• Embrace change – Change is the only condition for evolution. Some old ideas may have served you at one time but when they outlive their purpose, you will have to be bold enough to take on new ideas. Clinging to the old thinking patterns will eventually harm you. Be open to everything and be attached to nothing. This is the attitude that creates a flexible mind that is capable of change. Mind is nothing but thoughts and thoughts can be changed! Swami Vivekananda says “You must remember that humanity travels not from error to truth, but from truth to truth; it may be, if you like it better, from lower truth to higher truth, but never from error to truth.”

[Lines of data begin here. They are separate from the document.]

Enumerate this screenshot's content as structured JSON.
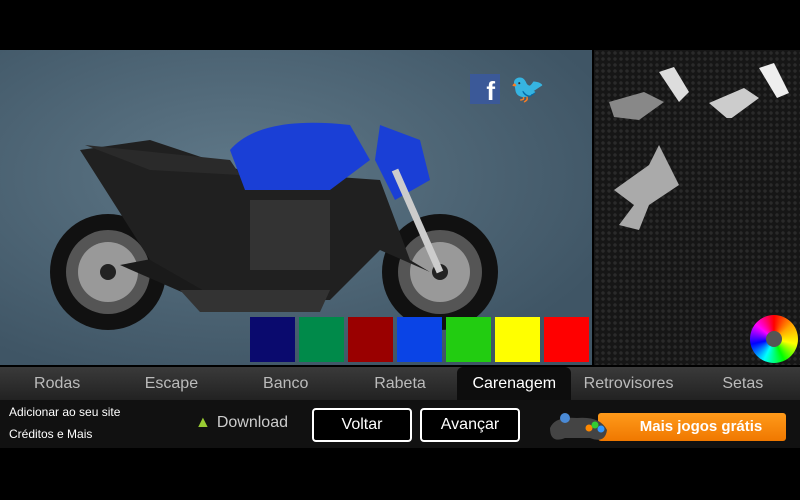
{
  "social": {
    "facebook": "f",
    "twitter": "🐦"
  },
  "swatches": [
    "#0a0a6e",
    "#008a4a",
    "#9a0000",
    "#0a44e6",
    "#22cc11",
    "#ffff00",
    "#ff0000",
    "#bbbbbb",
    "#0c0c0c",
    "#eeeeee"
  ],
  "bike_color": "#1a3fd6",
  "tabs": [
    {
      "label": "Rodas"
    },
    {
      "label": "Escape"
    },
    {
      "label": "Banco"
    },
    {
      "label": "Rabeta"
    },
    {
      "label": "Carenagem",
      "active": true
    },
    {
      "label": "Retrovisores"
    },
    {
      "label": "Setas"
    }
  ],
  "footer": {
    "add_site": "Adicionar ao seu site",
    "credits": "Créditos e Mais",
    "download": "Download",
    "back": "Voltar",
    "next": "Avançar",
    "more_games": "Mais jogos grátis"
  }
}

• Promote mental tranquillity – The Bhagavad Gita says ‘samatvam yoga ucyate’ – yoga is equanimity of the mind. A tranquil mind is a mind that is available for you. It is available for you to apply the intellect in studying, listening, creating, visualising, reasoning, reflecting and contemplating. It is available for decision making and problem solving. The intellect can only function effectively if the mind is available. A disturbed mind will obstruct right thinking. Do not draw conclusions and take actions while your mind is agitated. Allow the mind to settle down before thinking about any matter. Allocate a few minutes several times daily to withdraw the mind from activities and to settle down within. You can achieve mental withdrawal and calmness by observing the sky, the flow of your breath or the flow of the river or ocean waves. For some, chanting mantras helps.

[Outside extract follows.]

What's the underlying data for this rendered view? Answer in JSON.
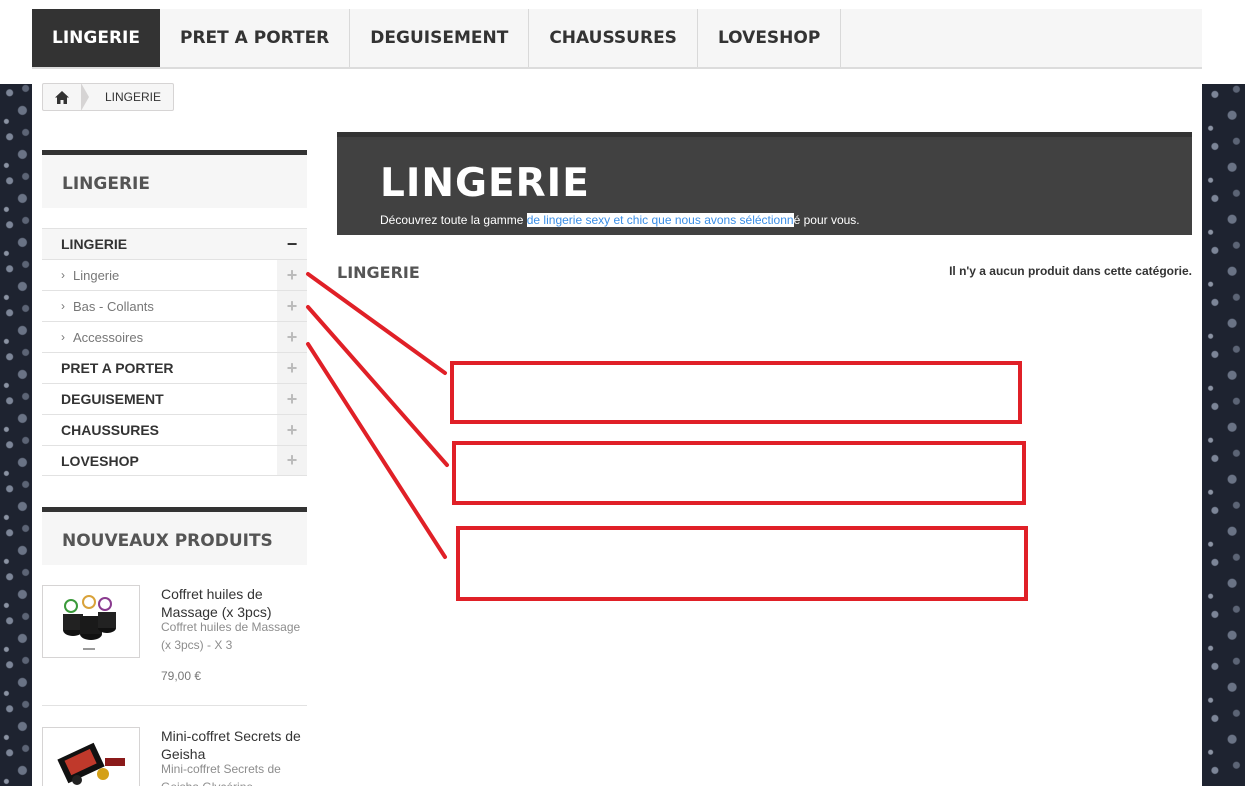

• Reason independently – Right thinking is independent thinking. It means applying that which you have heard or read to proper reasoning and reflection, which are independent of the judgements and biases of your individual beliefs, attachments and ego until you have clear understanding. The mind will attempt to colour the context in its favour but if you practice all the above mentioned, you will have awareness of the pertinent thoughts apart from the gurgling of the ego, emotion and biases. This process of reflection is called mananam in Jnana Yoga. Vedantic seekers are required to reflect deeply into the subjects that they had listened to and read and even to question one’s own understanding until all doubts are cleared and firm clarity is established. Apply the same principle to all matters you encounter in life. Some people are so attached to ideas they have held from childhood that they choose to not let them go even though they may realise that those are not reasonable any more. If you sincerely enquiry into the worth, benefit and negative effects of the justification of your biases and conditionings, you will discover the nonexistence of its value. That will empower you with the courage to let go of unwanted things.